Who will marry you?
Growing up, I was often asked and heard other young women being asked this question, but it was not a question; it was an expression of a grave disappointment. As a Nuer woman, it was assumed I would be married, and to be asked that question meant I had upset that assumption.
To be married meant only one thing according to the Nuer’s of South Sudan. It meant a man was willing to give up a large part of his wealth to marry you. Elders, predominantly men of the two families to marry, negotiated how much you were worth. The negotiations took hours, sometimes days, before a figure was settled on. In the past, and occasionally at present, the dowry was paid in cows. Presently, the dowry is monetary.

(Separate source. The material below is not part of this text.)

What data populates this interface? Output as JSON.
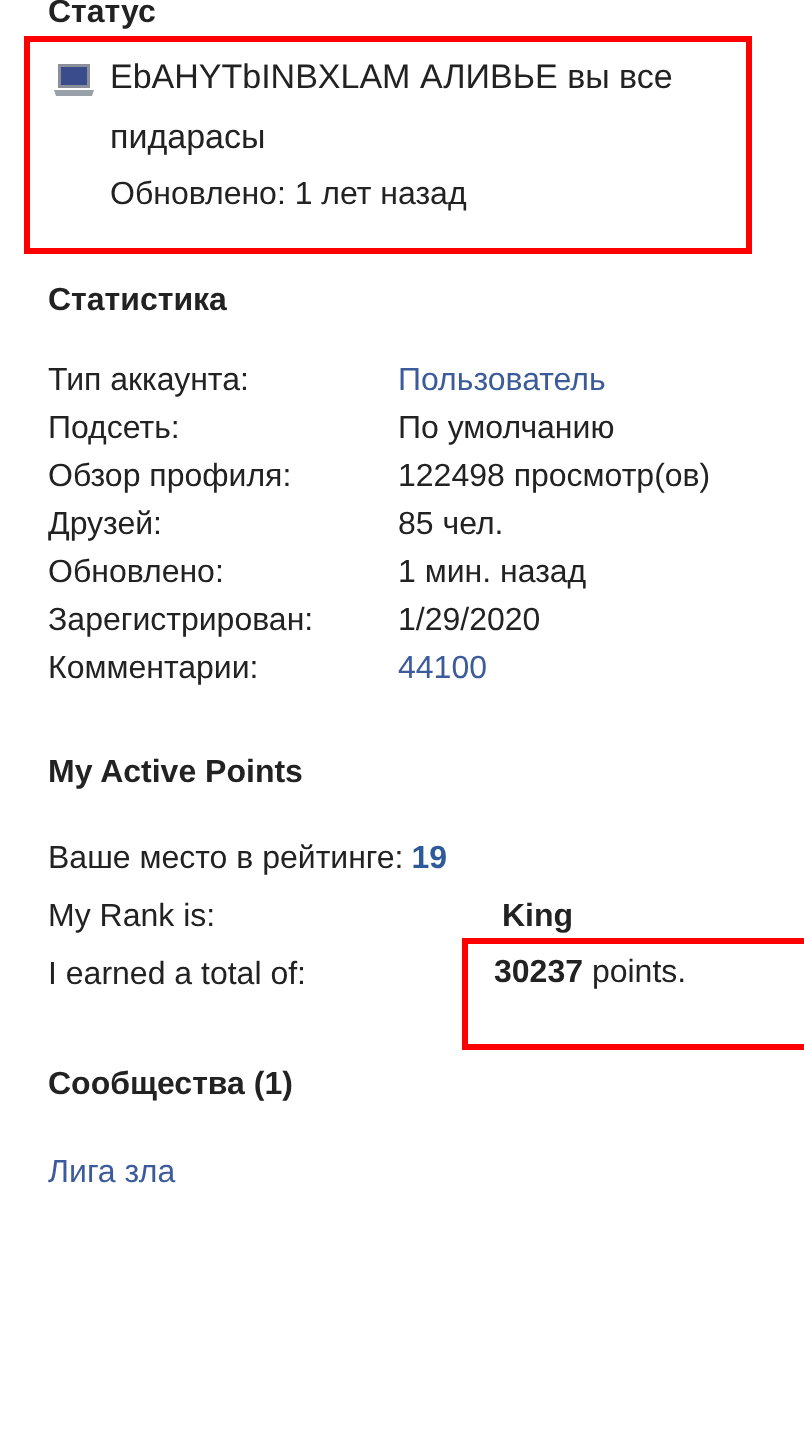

Over the years I have heard differing reasons why dowry was paid. Some say it was given to the bride’s family as a gift or appreciation for raising the bride. Other suggest that it was compensation for taking away the girl from her family as she, upon marriage, was considered to be a member of the groom’s family, clan or tribe. Others thought it was quid pro quo; simply, it was paid in exchange for a wife.
What I find to be most revealing is not why a dowry is paid but the consequences that flow from such a payment. According to Nuer laws, a married woman not only ceased to be a member of her family or tribe, but she also had no recognisable claim to children upon a divorce. In the past, her husband was automatically entitled to her earnings and she could be inherited when he died. Perceived in this way, it seems inescapable that dowry, at least to some extent, was payment in exchange for a woman. It was not a gift.